> _PROVIDED RECORDS_:
BEGIN

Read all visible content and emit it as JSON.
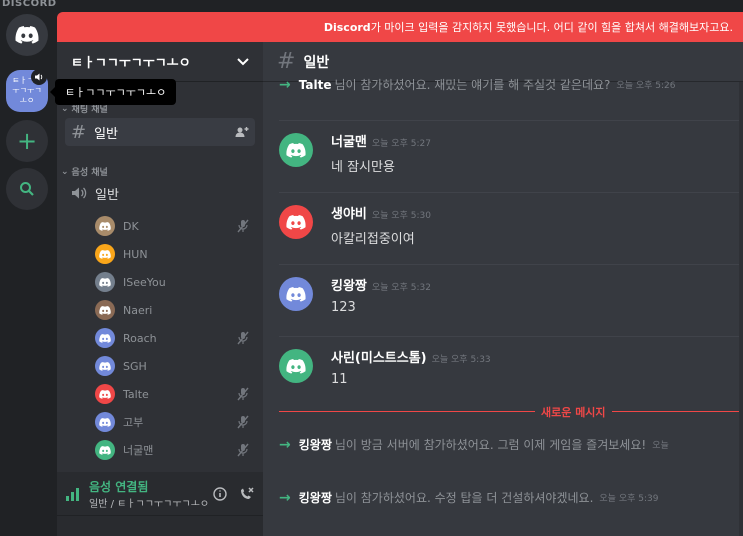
{
  "brand": "DISCORD",
  "notice": {
    "prefix": "Discord",
    "text": "가 마이크 입력을 감지하지 못했습니다. 어디 같이 힘을 합쳐서 해결해보자고요."
  },
  "server": {
    "name": "ㅌㅏㄱㄱㅜㄱㅜㄱㅗㅇ",
    "icon_text": "ㅌㅏㄱㄱ ㅜㄱㅜㄱㅗㅇ",
    "tooltip": "ㅌㅏㄱㄱㅜㄱㅜㄱㅗㅇ"
  },
  "sidebar": {
    "text_category": "채팅 채널",
    "text_channel": "일반",
    "voice_category": "음성 채널",
    "voice_channel": "일반",
    "voice_users": [
      {
        "name": "DK",
        "color": "#a88b6a",
        "muted": true
      },
      {
        "name": "HUN",
        "color": "#faa61a",
        "muted": false
      },
      {
        "name": "ISeeYou",
        "color": "#747f8d",
        "muted": false
      },
      {
        "name": "Naeri",
        "color": "#8a6a55",
        "muted": false
      },
      {
        "name": "Roach",
        "color": "#7289da",
        "muted": true
      },
      {
        "name": "SGH",
        "color": "#7289da",
        "muted": false
      },
      {
        "name": "Talte",
        "color": "#f04747",
        "muted": true
      },
      {
        "name": "고부",
        "color": "#7289da",
        "muted": true
      },
      {
        "name": "너굴맨",
        "color": "#43b581",
        "muted": true
      }
    ]
  },
  "voice_panel": {
    "status": "음성 연결됨",
    "location": "일반 / ㅌㅏㄱㄱㅜㄱㅜㄱㅗㅇ"
  },
  "chat": {
    "channel": "일반",
    "top_system": {
      "who": "Talte",
      "text": "님이 참가하셨어요. 재밌는 얘기를 해 주실것 같은데요?",
      "time": "오늘 오후 5:26"
    },
    "messages": [
      {
        "author": "너굴맨",
        "time": "오늘 오후 5:27",
        "text": "네 잠시만용",
        "color": "#43b581"
      },
      {
        "author": "생야비",
        "time": "오늘 오후 5:30",
        "text": "아칼리접중이여",
        "color": "#f04747"
      },
      {
        "author": "킹왕짱",
        "time": "오늘 오후 5:32",
        "text": "123",
        "color": "#7289da"
      },
      {
        "author": "사린(미스트스톰)",
        "time": "오늘 오후 5:33",
        "text": "11",
        "color": "#43b581"
      }
    ],
    "new_messages": "새로운 메시지",
    "system": [
      {
        "who": "킹왕짱",
        "text": "님이 방금 서버에 참가하셨어요. 그럼 이제 게임을 즐겨보세요!",
        "time": "오늘"
      },
      {
        "who": "킹왕짱",
        "text": "님이 참가하셨어요. 수정 탑을 더 건설하셔야겠네요.",
        "time": "오늘 오후 5:39"
      }
    ]
  },
  "colors": {
    "accent": "#7289da",
    "green": "#43b581",
    "red": "#f04747"
  }
}
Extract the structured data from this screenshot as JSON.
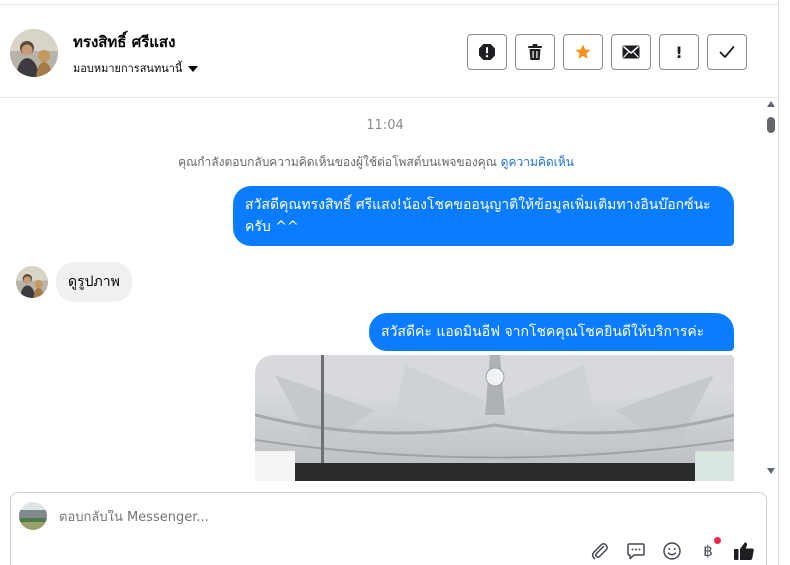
{
  "header": {
    "contact_name": "ทรงสิทธิ์ ศรีแสง",
    "assign_label": "มอบหมายการสนทนานี้",
    "actions": [
      {
        "name": "spam-button",
        "icon": "octagon-exclamation-icon"
      },
      {
        "name": "delete-button",
        "icon": "trash-icon"
      },
      {
        "name": "star-button",
        "icon": "star-icon",
        "color": "#f5921b"
      },
      {
        "name": "mark-unread-button",
        "icon": "envelope-icon"
      },
      {
        "name": "follow-up-button",
        "icon": "exclamation-icon",
        "label": "!"
      },
      {
        "name": "done-button",
        "icon": "checkmark-icon"
      }
    ]
  },
  "thread": {
    "timestamp": "11:04",
    "notice": "คุณกำลังตอบกลับความคิดเห็นของผู้ใช้ต่อโพสต์บนเพจของคุณ",
    "notice_link": "ดูความคิดเห็น",
    "messages": [
      {
        "from": "page",
        "text": "สวัสดีคุณทรงสิทธิ์ ศรีแสง!น้องโชคขออนุญาติให้ข้อมูลเพิ่มเติมทางอินบ๊อกซ์นะครับ ^^"
      },
      {
        "from": "user",
        "text": "ดูรูปภาพ"
      },
      {
        "from": "page",
        "text": "สวัสดีค่ะ แอดมินอีฟ จากโชคคุณโชคยินดีให้บริการค่ะ"
      },
      {
        "from": "page",
        "type": "photo"
      }
    ]
  },
  "composer": {
    "placeholder": "ตอบกลับใน Messenger...",
    "tools": [
      "paperclip-icon",
      "speech-bubble-icon",
      "smiley-icon",
      "baht-icon",
      "thumbs-up-icon"
    ],
    "baht_symbol": "฿"
  },
  "colors": {
    "accent": "#0a7cff",
    "link": "#216fdb",
    "incoming_bubble": "#f0f0f0",
    "star": "#f5921b",
    "badge": "#f02849"
  }
}
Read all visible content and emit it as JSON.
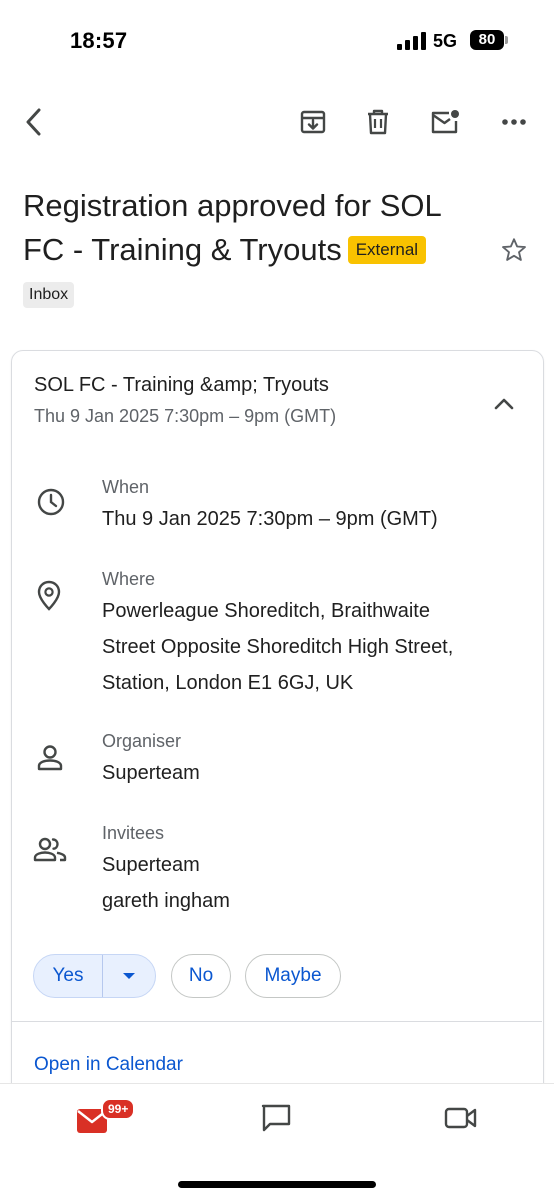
{
  "status_bar": {
    "time": "18:57",
    "network": "5G",
    "battery": "80"
  },
  "subject": {
    "text": "Registration approved for SOL FC - Training & Tryouts",
    "badge": "External"
  },
  "label_chip": "Inbox",
  "event": {
    "title": "SOL FC - Training &amp; Tryouts",
    "summary_time": "Thu 9 Jan 2025 7:30pm – 9pm (GMT)",
    "when_label": "When",
    "when_value": "Thu 9 Jan 2025 7:30pm – 9pm (GMT)",
    "where_label": "Where",
    "where_lines": [
      "Powerleague Shoreditch, Braithwaite",
      "Street Opposite Shoreditch High Street,",
      "Station, London E1 6GJ, UK"
    ],
    "organiser_label": "Organiser",
    "organiser_value": "Superteam",
    "invitees_label": "Invitees",
    "invitees": [
      "Superteam",
      "gareth ingham"
    ]
  },
  "rsvp": {
    "yes": "Yes",
    "no": "No",
    "maybe": "Maybe"
  },
  "open_calendar": "Open in Calendar",
  "bottom_nav": {
    "mail_badge": "99+"
  },
  "colors": {
    "accent": "#0b57d0",
    "external_badge": "#f9c200",
    "badge_red": "#d93025"
  }
}
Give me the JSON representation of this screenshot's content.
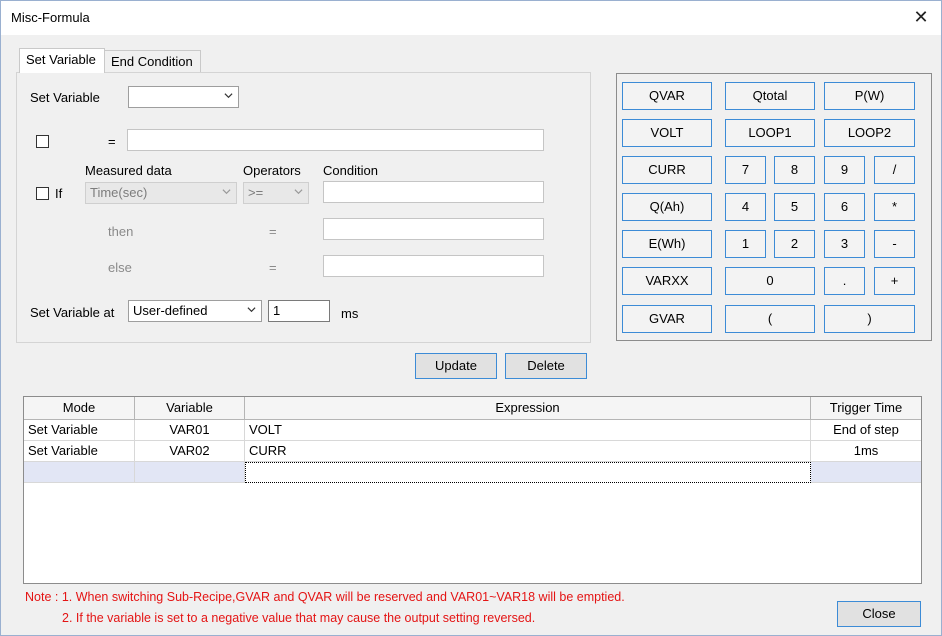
{
  "window": {
    "title": "Misc-Formula",
    "close_glyph": "✕"
  },
  "tabs": [
    {
      "label": "Set Variable",
      "active": true
    },
    {
      "label": "End Condition",
      "active": false
    }
  ],
  "set_variable": {
    "label": "Set Variable",
    "value": "",
    "equals": "=",
    "expression_value": ""
  },
  "if_section": {
    "if_label": "If",
    "measured_header": "Measured data",
    "operators_header": "Operators",
    "condition_header": "Condition",
    "measured_value": "Time(sec)",
    "operator_value": ">=",
    "condition_value": "",
    "then_label": "then",
    "then_equals": "=",
    "then_value": "",
    "else_label": "else",
    "else_equals": "=",
    "else_value": ""
  },
  "set_at": {
    "label": "Set Variable at",
    "mode_value": "User-defined",
    "time_value": "1",
    "unit": "ms"
  },
  "keypad": {
    "rows": [
      [
        "QVAR",
        "Qtotal",
        "P(W)"
      ],
      [
        "VOLT",
        "LOOP1",
        "LOOP2"
      ],
      [
        "CURR",
        "7",
        "8",
        "9",
        "/"
      ],
      [
        "Q(Ah)",
        "4",
        "5",
        "6",
        "*"
      ],
      [
        "E(Wh)",
        "1",
        "2",
        "3",
        "-"
      ],
      [
        "VARXX",
        "0",
        ".",
        "+"
      ],
      [
        "GVAR",
        "(",
        ")"
      ]
    ]
  },
  "actions": {
    "update": "Update",
    "delete": "Delete",
    "close": "Close"
  },
  "table": {
    "columns": [
      "Mode",
      "Variable",
      "Expression",
      "Trigger Time"
    ],
    "rows": [
      {
        "mode": "Set Variable",
        "variable": "VAR01",
        "expression": "VOLT",
        "trigger": "End of step"
      },
      {
        "mode": "Set Variable",
        "variable": "VAR02",
        "expression": "CURR",
        "trigger": "1ms"
      }
    ]
  },
  "notes": [
    "Note : 1. When switching Sub-Recipe,GVAR and QVAR will be reserved and VAR01~VAR18 will be emptied.",
    "2. If the variable is set to a negative value that may cause the output setting reversed."
  ],
  "colors": {
    "accent_border": "#3c8bd6",
    "note_red": "#e41414",
    "new_row": "#e2e6f5"
  }
}
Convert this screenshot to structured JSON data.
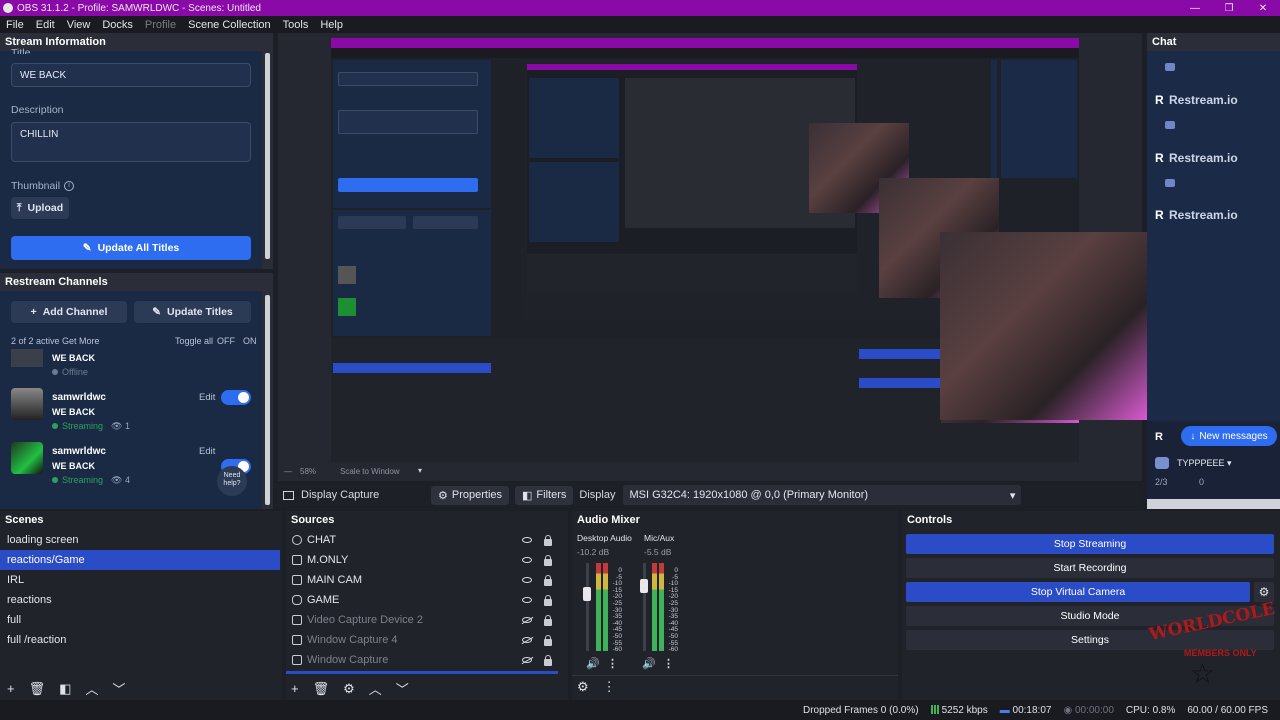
{
  "window": {
    "title": "OBS 31.1.2 - Profile: SAMWRLDWC - Scenes: Untitled",
    "controls": [
      "—",
      "❐",
      "✕"
    ]
  },
  "menu": [
    "File",
    "Edit",
    "View",
    "Docks",
    "Profile",
    "Scene Collection",
    "Tools",
    "Help"
  ],
  "stream_info": {
    "dock_title": "Stream Information",
    "title_label": "Title",
    "title_value": "WE BACK",
    "description_label": "Description",
    "description_value": "CHILLIN",
    "thumbnail_label": "Thumbnail",
    "upload_label": "Upload",
    "update_all_label": "Update All Titles"
  },
  "restream": {
    "dock_title": "Restream Channels",
    "add_channel": "Add Channel",
    "update_titles": "Update Titles",
    "active_text": "2 of 2 active Get More",
    "toggle_all_label": "Toggle all",
    "toggle_off": "OFF",
    "toggle_on": "ON",
    "channels": [
      {
        "name": "",
        "title": "WE BACK",
        "status": "Offline",
        "viewers": ""
      },
      {
        "name": "samwrldwc",
        "title": "WE BACK",
        "status": "Streaming",
        "viewers": "1",
        "edit": "Edit"
      },
      {
        "name": "samwrldwc",
        "title": "WE BACK",
        "status": "Streaming",
        "viewers": "4",
        "edit": "Edit"
      }
    ],
    "need_help": "Need help?"
  },
  "chat": {
    "dock_title": "Chat",
    "messages": [
      "Restream.io",
      "Restream.io",
      "Restream.io"
    ],
    "new_messages": "New messages",
    "user": "TYPPPEEE",
    "counter": "2/3",
    "zero": "0"
  },
  "preview_bar": {
    "zoom": "58%",
    "scale_mode": "Scale to Window"
  },
  "display_bar": {
    "source": "Display Capture",
    "properties": "Properties",
    "filters": "Filters",
    "display_label": "Display",
    "display_value": "MSI G32C4: 1920x1080 @ 0,0 (Primary Monitor)"
  },
  "scenes": {
    "dock_title": "Scenes",
    "items": [
      "loading screen",
      "reactions/Game",
      "IRL",
      "reactions",
      "full",
      "full /reaction"
    ],
    "selected": 1
  },
  "sources": {
    "dock_title": "Sources",
    "items": [
      {
        "name": "CHAT",
        "visible": true
      },
      {
        "name": "M.ONLY",
        "visible": true
      },
      {
        "name": "MAIN CAM",
        "visible": true
      },
      {
        "name": "GAME",
        "visible": true
      },
      {
        "name": "Video Capture Device 2",
        "visible": false
      },
      {
        "name": "Window Capture 4",
        "visible": false
      },
      {
        "name": "Window Capture",
        "visible": false
      }
    ]
  },
  "mixer": {
    "dock_title": "Audio Mixer",
    "channels": [
      {
        "name": "Desktop Audio",
        "db": "-10.2 dB"
      },
      {
        "name": "Mic/Aux",
        "db": "-5.5 dB"
      }
    ],
    "scale": [
      "0",
      "-5",
      "-10",
      "-15",
      "-20",
      "-25",
      "-30",
      "-35",
      "-40",
      "-45",
      "-50",
      "-55",
      "-60"
    ]
  },
  "controls": {
    "dock_title": "Controls",
    "stop_streaming": "Stop Streaming",
    "start_recording": "Start Recording",
    "stop_virtual_camera": "Stop Virtual Camera",
    "studio_mode": "Studio Mode",
    "settings": "Settings",
    "watermark_line1": "WORLDCOLE",
    "watermark_line2": "MEMBERS ONLY"
  },
  "status": {
    "dropped_frames": "Dropped Frames 0 (0.0%)",
    "bitrate": "5252 kbps",
    "stream_time": "00:18:07",
    "record_time": "00:00:00",
    "cpu": "CPU: 0.8%",
    "fps": "60.00 / 60.00 FPS"
  },
  "colors": {
    "accent": "#2b4cc7",
    "titlebar": "#8a0aa8",
    "restream_panel": "#1a2a45"
  }
}
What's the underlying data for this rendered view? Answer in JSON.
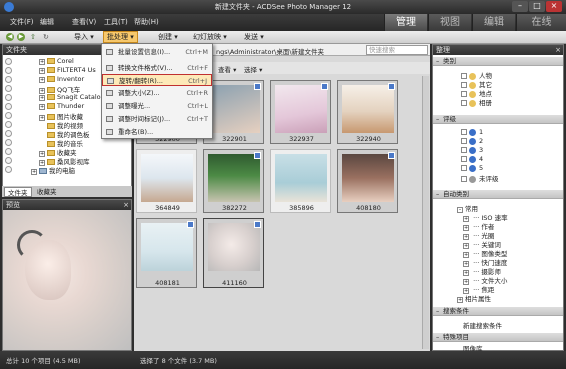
{
  "window": {
    "title": "新建文件夹 - ACDSee Photo Manager 12"
  },
  "menu": {
    "items": [
      "文件(F)",
      "编辑",
      "查看(V)",
      "工具(T)",
      "帮助(H)"
    ]
  },
  "modes": [
    "管理",
    "视图",
    "编辑",
    "在线"
  ],
  "toolbar": {
    "import": "导入",
    "batch": "批处理",
    "create": "创建",
    "slideshow": "幻灯放映",
    "send": "发送"
  },
  "batch_menu": {
    "items": [
      {
        "label": "批量设置信息(I)...",
        "shortcut": "Ctrl+M"
      },
      {
        "label": "转换文件格式(V)...",
        "shortcut": "Ctrl+F"
      },
      {
        "label": "旋转/翻转(R)...",
        "shortcut": "Ctrl+J"
      },
      {
        "label": "调整大小(Z)...",
        "shortcut": "Ctrl+R"
      },
      {
        "label": "调整曝光...",
        "shortcut": "Ctrl+L"
      },
      {
        "label": "调整时间标记(J)...",
        "shortcut": "Ctrl+T"
      },
      {
        "label": "重命名(B)...",
        "shortcut": ""
      }
    ]
  },
  "folders": {
    "header": "文件夹",
    "items": [
      "Corel",
      "FILTERT4 Us",
      "Inventor",
      "QQ飞车",
      "Snagit Catalog",
      "Thunder",
      "图片收藏",
      "我的视频",
      "我的调色板",
      "我的音乐",
      "收藏夹",
      "桑风影视库",
      "我的电脑"
    ],
    "tabs": [
      "文件夹",
      "收藏夹"
    ]
  },
  "preview": {
    "header": "预览"
  },
  "path": {
    "text": "ngs\\Administrator\\桌面\\新建文件夹",
    "search_placeholder": "快速搜索"
  },
  "filter": {
    "view": "查看",
    "select": "选择"
  },
  "thumbs": [
    {
      "caption": "322900"
    },
    {
      "caption": "322901"
    },
    {
      "caption": "322937"
    },
    {
      "caption": "322940"
    },
    {
      "caption": "364849"
    },
    {
      "caption": "382272"
    },
    {
      "caption": "385896"
    },
    {
      "caption": "408180"
    },
    {
      "caption": "408181"
    },
    {
      "caption": "411160"
    }
  ],
  "organize": {
    "header": "整理",
    "categories": {
      "title": "类别",
      "items": [
        "人物",
        "其它",
        "地点",
        "相册"
      ]
    },
    "ratings": {
      "title": "评级",
      "items": [
        "1",
        "2",
        "3",
        "4",
        "5",
        "未评级"
      ]
    },
    "auto": {
      "title": "自动类别",
      "items": [
        "常用",
        "ISO 速率",
        "作者",
        "光圈",
        "关键词",
        "图像类型",
        "快门速度",
        "摄影师",
        "文件大小",
        "焦距",
        "相片属性"
      ]
    },
    "search": {
      "title": "搜索条件",
      "new": "新建搜索条件"
    },
    "special": {
      "title": "特殊项目",
      "first": "图像库"
    }
  },
  "status": {
    "total": "总计 10 个项目 (4.5 MB)",
    "selected": "选择了 8 个文件 (3.7 MB)"
  }
}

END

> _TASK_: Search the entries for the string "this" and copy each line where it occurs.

> _TASK RESULT_:
Extract the structured data from this screenshot as JSON.
Give me the JSON representation of this screenshot's content.
Convert this screenshot to structured JSON data.
What's the underlying data for this rendered view? Answer in JSON.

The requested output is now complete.